## [Work item]
Could you set down every record exactly as it appears?

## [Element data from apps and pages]
────────────────────

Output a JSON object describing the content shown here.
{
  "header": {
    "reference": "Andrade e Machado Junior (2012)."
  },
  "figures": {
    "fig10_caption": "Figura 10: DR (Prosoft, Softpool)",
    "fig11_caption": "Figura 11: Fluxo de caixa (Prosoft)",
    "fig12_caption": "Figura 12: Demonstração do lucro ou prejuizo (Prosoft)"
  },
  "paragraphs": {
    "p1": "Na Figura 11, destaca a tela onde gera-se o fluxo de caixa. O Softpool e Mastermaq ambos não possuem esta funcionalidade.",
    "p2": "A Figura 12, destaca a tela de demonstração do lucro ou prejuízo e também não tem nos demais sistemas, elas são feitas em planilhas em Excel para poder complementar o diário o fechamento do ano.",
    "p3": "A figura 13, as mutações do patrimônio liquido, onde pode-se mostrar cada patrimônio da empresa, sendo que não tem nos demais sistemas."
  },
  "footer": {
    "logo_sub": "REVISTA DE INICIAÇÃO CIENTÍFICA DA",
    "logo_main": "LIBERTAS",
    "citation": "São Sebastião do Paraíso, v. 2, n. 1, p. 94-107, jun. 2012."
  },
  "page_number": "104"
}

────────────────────

## [Task response]
Output a JSON object describing the content shown here.
{
  "header": {
    "reference": "Andrade e Machado Junior (2012)."
  },
  "figures": {
    "fig10_caption": "Figura 10: DR (Prosoft, Softpool)",
    "fig11_caption": "Figura 11: Fluxo de caixa (Prosoft)",
    "fig12_caption": "Figura 12: Demonstração do lucro ou prejuizo (Prosoft)"
  },
  "paragraphs": {
    "p1": "Na Figura 11, destaca a tela onde gera-se o fluxo de caixa. O Softpool e Mastermaq ambos não possuem esta funcionalidade.",
    "p2": "A Figura 12, destaca a tela de demonstração do lucro ou prejuízo e também não tem nos demais sistemas, elas são feitas em planilhas em Excel para poder complementar o diário o fechamento do ano.",
    "p3": "A figura 13, as mutações do patrimônio liquido, onde pode-se mostrar cada patrimônio da empresa, sendo que não tem nos demais sistemas."
  },
  "footer": {
    "logo_sub": "REVISTA DE INICIAÇÃO CIENTÍFICA DA",
    "logo_main": "LIBERTAS",
    "citation": "São Sebastião do Paraíso, v. 2, n. 1, p. 94-107, jun. 2012."
  },
  "page_number": "104"
}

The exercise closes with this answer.